  • Check your eligibility. Not all flights are eligible for compensation, so it’s important to check your eligibility before you start the claims process. In the United States, airlines are not required to compensate passengers when flights are delayed or cancelled, except in the case of overbooking. However, there are other countries that have stricter regulations, such as the European Union, which requires airlines to compensate passengers for delays of more than 3 hours.
  • Gather your documentation. Before you contact the airline, gather all of your documentation, including your flight tickets, any receipts for expenses you incurred due to the delay or cancellation, and a copy of your boarding pass. This will help the airline process your claim more quickly.

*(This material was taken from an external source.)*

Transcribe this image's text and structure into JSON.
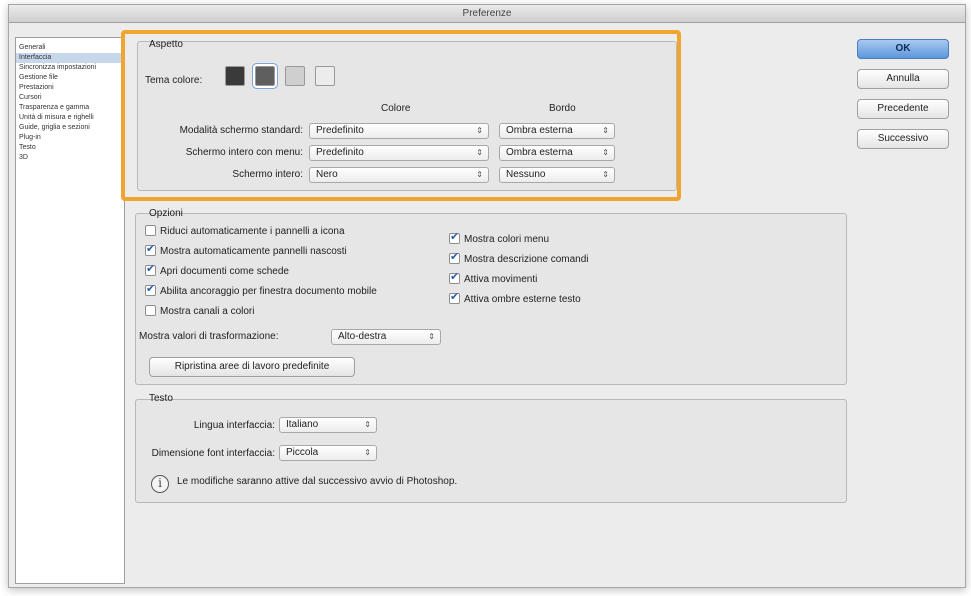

  • Be prepared to provide details. When you contact the airline, be prepared to provide them with details about your flight, including the date, time, and reason for the delay or cancellation. You should also be prepared to provide your contact information and a copy of your passport or other identification.
  • Be persistent. If you don’t get a satisfactory response from the airline, don’t give up. You can try contacting the airline again, or you can file a complaint with the government agency that regulates air travel in your country.

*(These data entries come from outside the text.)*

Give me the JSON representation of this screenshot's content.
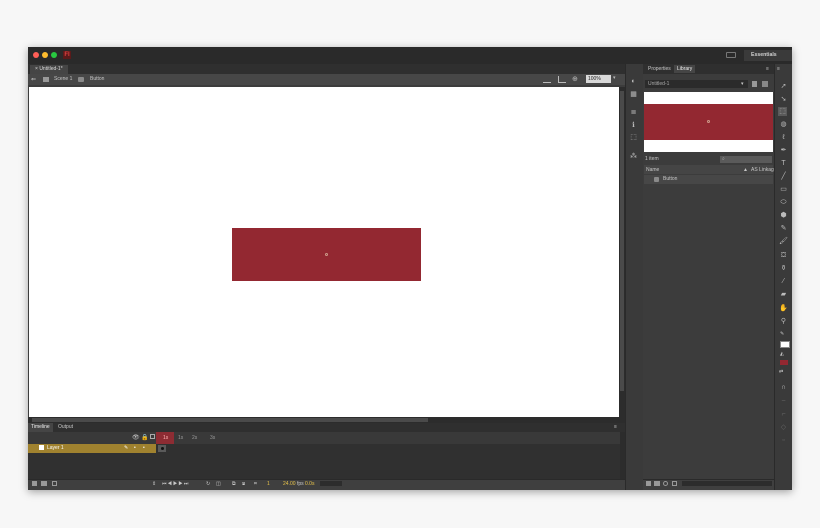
{
  "titlebar": {
    "app_icon": "Fl",
    "workspace": "Essentials"
  },
  "document": {
    "tab": "Untitled-1*",
    "scene": "Scene 1",
    "symbol": "Button",
    "zoom": "100%"
  },
  "timeline": {
    "tabs": [
      "Timeline",
      "Output"
    ],
    "frame_labels": [
      "1s",
      "1s",
      "2s",
      "3s"
    ],
    "layer_name": "Layer 1",
    "current_frame": "1",
    "fps": "24.00",
    "fps_unit": "fps",
    "elapsed": "0.0s"
  },
  "library": {
    "tabs": [
      "Properties",
      "Library"
    ],
    "document": "Untitled-1",
    "count": "1 item",
    "col_name": "Name",
    "col_linkage": "AS Linkag",
    "item": "Button"
  },
  "colors": {
    "symbol_fill": "#932831",
    "layer_highlight": "#a0822f",
    "playhead": "#8d2c33"
  },
  "icons": {
    "tools": [
      "selection-arrow",
      "subselection-arrow",
      "free-transform",
      "3d-rotation",
      "lasso",
      "pen",
      "text",
      "line",
      "rectangle",
      "oval",
      "polystar",
      "pencil",
      "brush",
      "paint-bucket",
      "ink-bottle",
      "eyedropper",
      "eraser",
      "hand",
      "zoom"
    ]
  }
}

Here are some additional tips:

  • Start the claims process as soon as possible. The sooner you start the claims process, the more likely you are to be successful.
  • Be polite and professional. Even if you’re frustrated, it’s important to be polite and professional when you’re dealing with the airline. This will help you get a better response.
  • Use a claims service. There are a number of companies that can help you file a claim for compensation for a delayed or canceled flight. These companies typically charge a fee, but they can help you navigate the claims process and increase your chances of success.